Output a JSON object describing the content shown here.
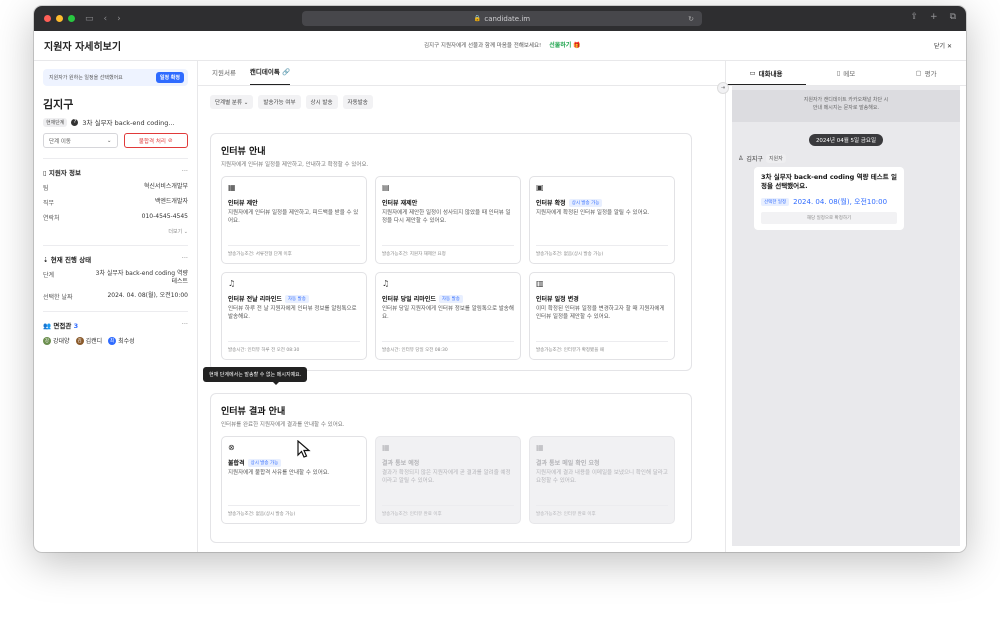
{
  "browser": {
    "url": "candidate.im",
    "colors": {
      "close": "#ff5f57",
      "min": "#febc2e",
      "max": "#28c840"
    }
  },
  "header": {
    "title": "지원자 자세히보기",
    "message": "김지구 지원자에게 선물과 함께 마음을 전해보세요!",
    "gift_label": "선물하기",
    "close_label": "닫기"
  },
  "left": {
    "confirm_notice": "지원자가 원하는 일정을 선택했어요",
    "confirm_button": "일정 확정",
    "candidate_name": "김지구",
    "stage_tag": "현재단계",
    "stage_text": "3차 실무자 back-end coding...",
    "move_stage": "단계 이동",
    "reject_button": "불합격 처리",
    "info_section": {
      "title": "지원자 정보",
      "more": "···",
      "rows": [
        {
          "k": "팀",
          "v": "혁신서비스개발부"
        },
        {
          "k": "직무",
          "v": "백엔드개발자"
        },
        {
          "k": "연락처",
          "v": "010-4545-4545"
        }
      ],
      "fold": "더보기 ⌄"
    },
    "progress_section": {
      "title": "현재 진행 상태",
      "more": "···",
      "rows": [
        {
          "k": "단계",
          "v": "3차 실무자 back-end coding 역량 테스트"
        },
        {
          "k": "선택한 날짜",
          "v": "2024. 04. 08(월), 오전10:00"
        }
      ]
    },
    "interviewer_section": {
      "title": "면접관",
      "count": "3",
      "more": "···",
      "people": [
        {
          "name": "강대양",
          "initial": "강",
          "color": "#6b8e4e"
        },
        {
          "name": "김캔디",
          "initial": "김",
          "color": "#8a5a2b"
        },
        {
          "name": "최수성",
          "initial": "최",
          "color": "#2f6bff"
        }
      ]
    }
  },
  "center": {
    "tabs": [
      "지원서류",
      "캔디데이톡"
    ],
    "filters": [
      "단계별 분류 ⌄",
      "발송가능 여부",
      "상시 발송",
      "자동발송"
    ],
    "interview_guide": {
      "title": "인터뷰 안내",
      "subtitle": "지원자에게 인터뷰 일정을 제안하고, 안내하고 확정할 수 있어요.",
      "cards": [
        {
          "icon": "calendar-icon",
          "glyph": "▦",
          "title": "인터뷰 제안",
          "badge": "",
          "desc": "지원자에게 인터뷰 일정을 제안하고, 피드백을 받을 수 있어요.",
          "cond": "발송가능조건: 서류전형 단계 이후"
        },
        {
          "icon": "calendar-refresh-icon",
          "glyph": "▤",
          "title": "인터뷰 재제안",
          "badge": "",
          "desc": "지원자에게 제안한 일정이 성사되지 않았을 때 인터뷰 일정을 다시 제안할 수 있어요.",
          "cond": "발송가능조건: 지원자 재제안 요청"
        },
        {
          "icon": "calendar-check-icon",
          "glyph": "▣",
          "title": "인터뷰 확정",
          "badge": "상시 발송 가능",
          "desc": "지원자에게 확정된 인터뷰 일정을 알릴 수 있어요.",
          "cond": "발송가능조건: 없음(상시 발송 가능)"
        },
        {
          "icon": "bell-icon",
          "glyph": "♫",
          "title": "인터뷰 전날 리마인드",
          "badge": "자동 발송",
          "desc": "인터뷰 하루 전 날 지원자에게 인터뷰 정보를 알림톡으로 발송해요.",
          "cond": "발송시간: 인터뷰 하루 전 오전 08:30"
        },
        {
          "icon": "bell-icon",
          "glyph": "♫",
          "title": "인터뷰 당일 리마인드",
          "badge": "자동 발송",
          "desc": "인터뷰 당일 지원자에게 인터뷰 정보를 알림톡으로 발송해요.",
          "cond": "발송시간: 인터뷰 당일 오전 08:30"
        },
        {
          "icon": "calendar-edit-icon",
          "glyph": "▥",
          "title": "인터뷰 일정 변경",
          "badge": "",
          "desc": "이미 확정된 인터뷰 일정을 변경하고자 할 때 지원자에게 인터뷰 일정을 제안할 수 있어요.",
          "cond": "발송가능조건: 인터뷰가 확정됐을 때"
        }
      ]
    },
    "result_guide": {
      "title": "인터뷰 결과 안내",
      "subtitle": "인터뷰를 완료한 지원자에게 결과를 안내할 수 있어요.",
      "cards": [
        {
          "icon": "x-circle-icon",
          "glyph": "⊗",
          "title": "불합격",
          "badge": "상시 발송 가능",
          "desc": "지원자에게 불합격 사유를 안내할 수 있어요.",
          "cond": "발송가능조건: 없음(상시 발송 가능)",
          "disabled": false
        },
        {
          "icon": "calendar-icon",
          "glyph": "▦",
          "title": "결과 통보 예정",
          "badge": "",
          "desc": "결과가 확정되지 않은 지원자에게 곧 결과를 알려줄 예정이라고 알릴 수 있어요.",
          "cond": "발송가능조건: 인터뷰 완료 이후",
          "disabled": true
        },
        {
          "icon": "calendar-icon",
          "glyph": "▦",
          "title": "결과 통보 메일 확인 요청",
          "badge": "",
          "desc": "지원자에게 결과 내용을 이메일을 보냈으니 확인해 달라고 요청할 수 있어요.",
          "cond": "발송가능조건: 인터뷰 완료 이후",
          "disabled": true
        }
      ]
    },
    "tooltip": "현재 단계에서는 발송할 수 없는 메시지예요."
  },
  "right": {
    "tabs": [
      {
        "label": "대화내용",
        "icon": "chat-icon",
        "glyph": "▭"
      },
      {
        "label": "메모",
        "icon": "memo-icon",
        "glyph": "▯"
      },
      {
        "label": "평가",
        "icon": "clipboard-icon",
        "glyph": "▢"
      }
    ],
    "notice": "지원자가 캔디데이트 카카오채널 차단 시\n안내 메시지는 문자로 발송해요.",
    "date": "2024년 04월 5일 금요일",
    "sender": "김지구",
    "sender_tag": "지원자",
    "bubble_title": "3차 실무자 back-end coding 역량 테스트 일정을 선택했어요.",
    "selected_label": "선택한 일정",
    "selected_value": "2024. 04. 08(월), 오전10:00",
    "confirm_button": "해당 일정으로 확정하기"
  }
}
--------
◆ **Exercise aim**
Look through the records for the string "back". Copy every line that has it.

◆ **Answer box**
    "stage_text": "3차 실무자 back-end coding...",
          "v": "3차 실무자 back-end coding 역량 테스트"
    "bubble_title": "3차 실무자 back-end coding 역량 테스트 일정을 선택했어요.",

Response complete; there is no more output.